I want to write for your blog. You can check out my portfolio at this link, so let me know if you’re interested!
There are two things that pitch does right – it’s concise and it includes a link to your portfolio. However, it’s also remarkably vague and it doesn’t tell the person on the other end why they should care. Let’s take another crack at it:
I’m a long-time fan of the blog (particularly your pieces on SEO). I’ve noticed articles on keyword research do particularly well on your blog and I want to pitch you a few ideas if you’re interested.
In the past, I’ve written for X and Y. Here’s a link to my portfolio so you can check out some of my work. Mainly, I think you’d be interested in reading X and X.
I look forward to hearing back from you,
That’s much better. The pitch was a bit longer, but it manages to show you’re familiar with their work and you understand what their blog needs. You’re also showing value by namedropping a couple other clients they might know and linking to a few specific articles that might catch their attention.
Personally, I don’t like to drive the sale any harder than that. If you do your research right, you should be targeting people who know they can benefit from your work. That means your job is to get on their radar and walk away gracefully if you don’t hear back from them.
Step #3: Time Your Pitch (And Track Its Performance)
When you pitch freelance clients, timing is everything. For example, you don’t want to contact a potential client at 3 AM, even less so if it’s a Saturday. That’s a surefire way to get relegated to the spam folder, or for your email to get completely ignored.

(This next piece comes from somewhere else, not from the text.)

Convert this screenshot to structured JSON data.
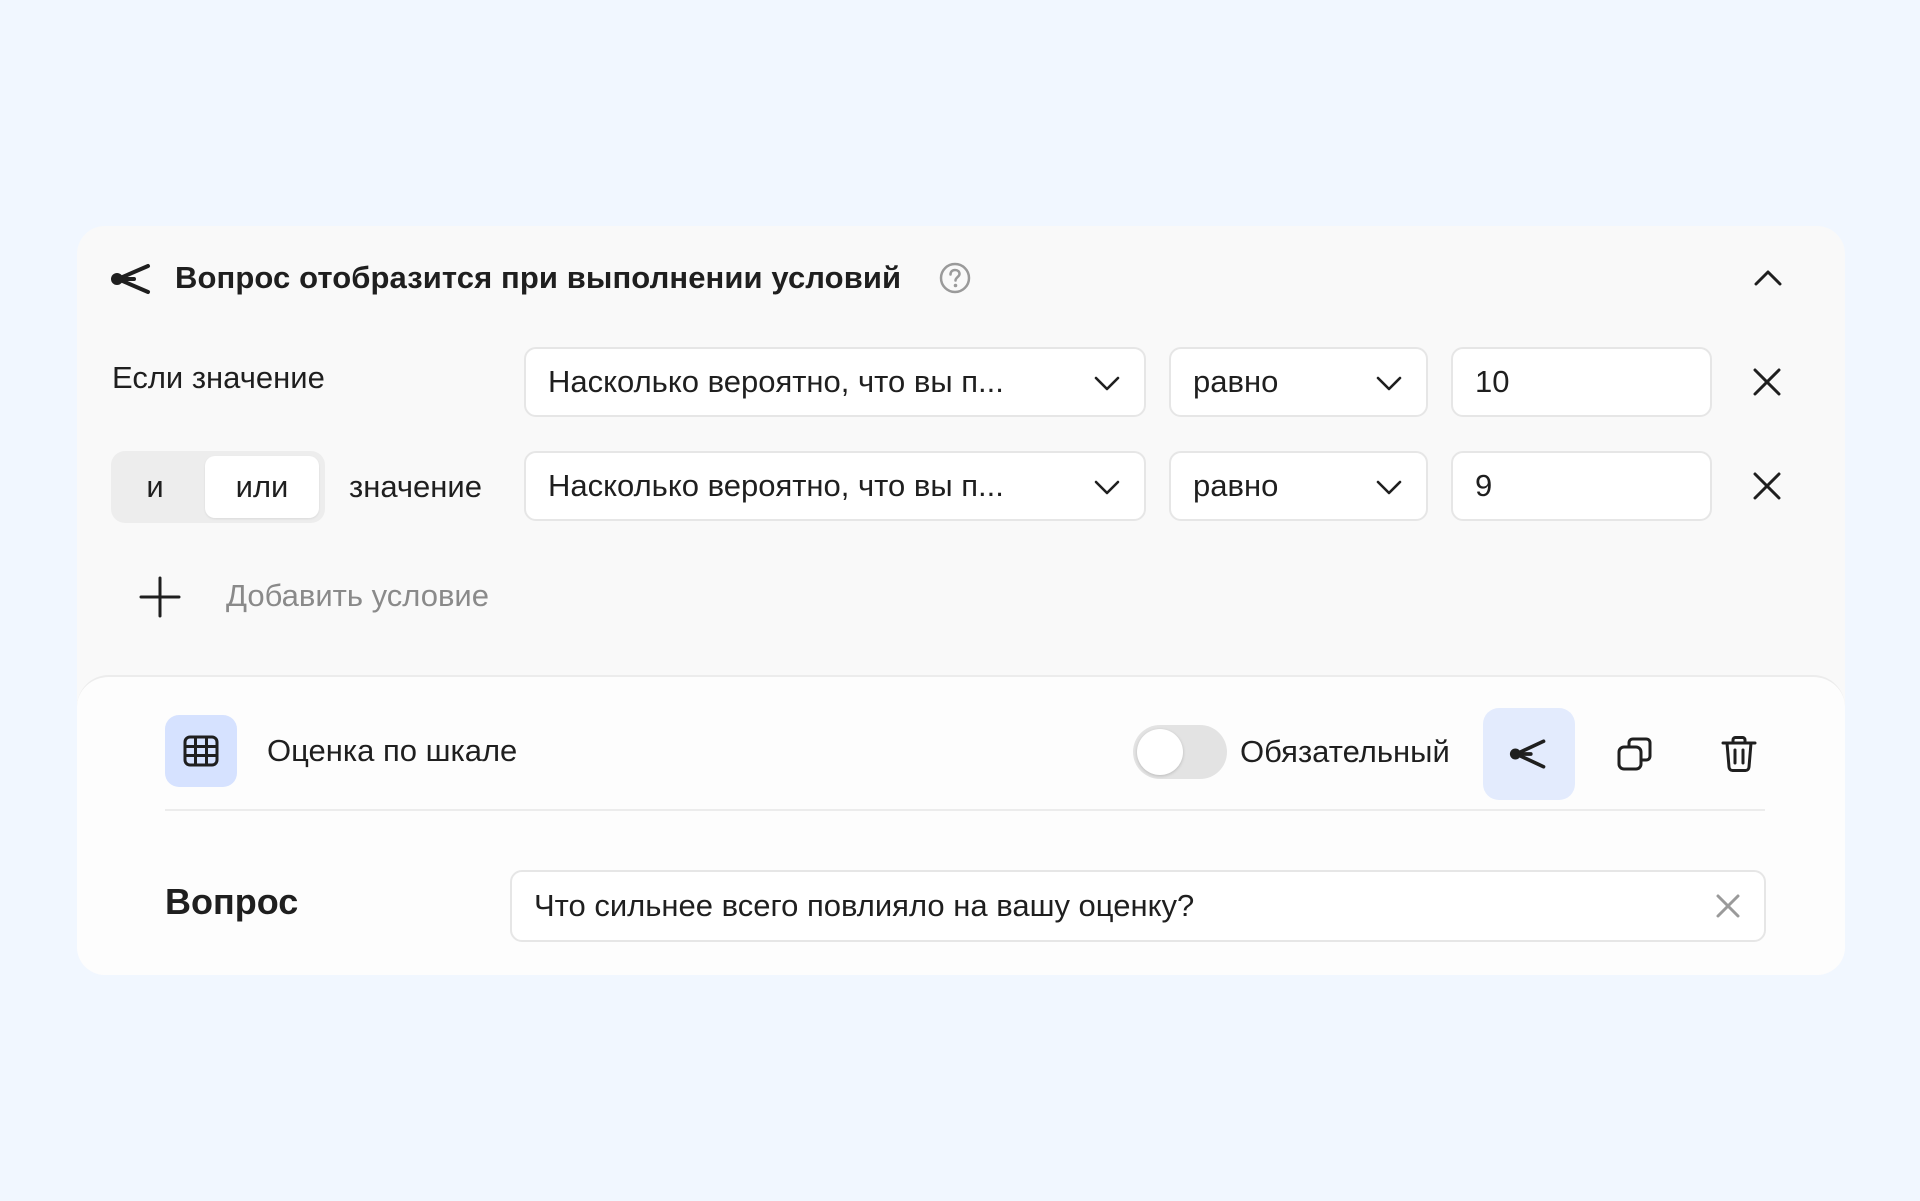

What I like to do is send my pitches during workdays, preferably after lunch or near the end of the workday. Naturally, those times will vary, so let’s just say around 2 or 6 PM depending on your gut. At those times, people should be more relaxed, and they might spare more time for your pitch.
Since you’re sending out multiple pitches at once, you should also be tracking their performance. For me, that means keeping score of two metrics:
- How many people are clicking on my emails?
- How many of those people are replying to me?
The first one tells me if my email headlines are getting people’s attention, whereas the second shows if my pitches need some work. You can do both these things using Chrome extensions.
In my experience, getting one reply back out of every ten emails is pretty good. However, that’s one extra client you didn’t need to find through freelance platforms, so it’s a score.
Over time, you’ll get better at writing pitches if you track their performance. You’ll also improve your portfolio, which means getting clients to notice you will be easier, so keep pitching in the meantime!
Let’s be honest, cold-pitching can be nerve-wracking. However, it’s sometimes the only method at your disposal to connect with the kind of businesses that aren’t posting jobs to online boards or freelance platforms. If you’re pitching the right people, they’ll be more open to seeing the value in your work, and although you may not always get an answer, you’re giving it a good shot.
Here’s how you should pitch freelance clients:
- Identify the people you want to message (these should be the key decision makers within that business).
- Compose your pitch and remember to explain why they should be interested in working with you.
- Time your pitch so you send it at the right moment and track its performance, so you can refine your approach.
Do you have any secrets you’d like to share about how you pitch freelance clients? Tell us about them in the comments section below!
Image credit: Pixabay.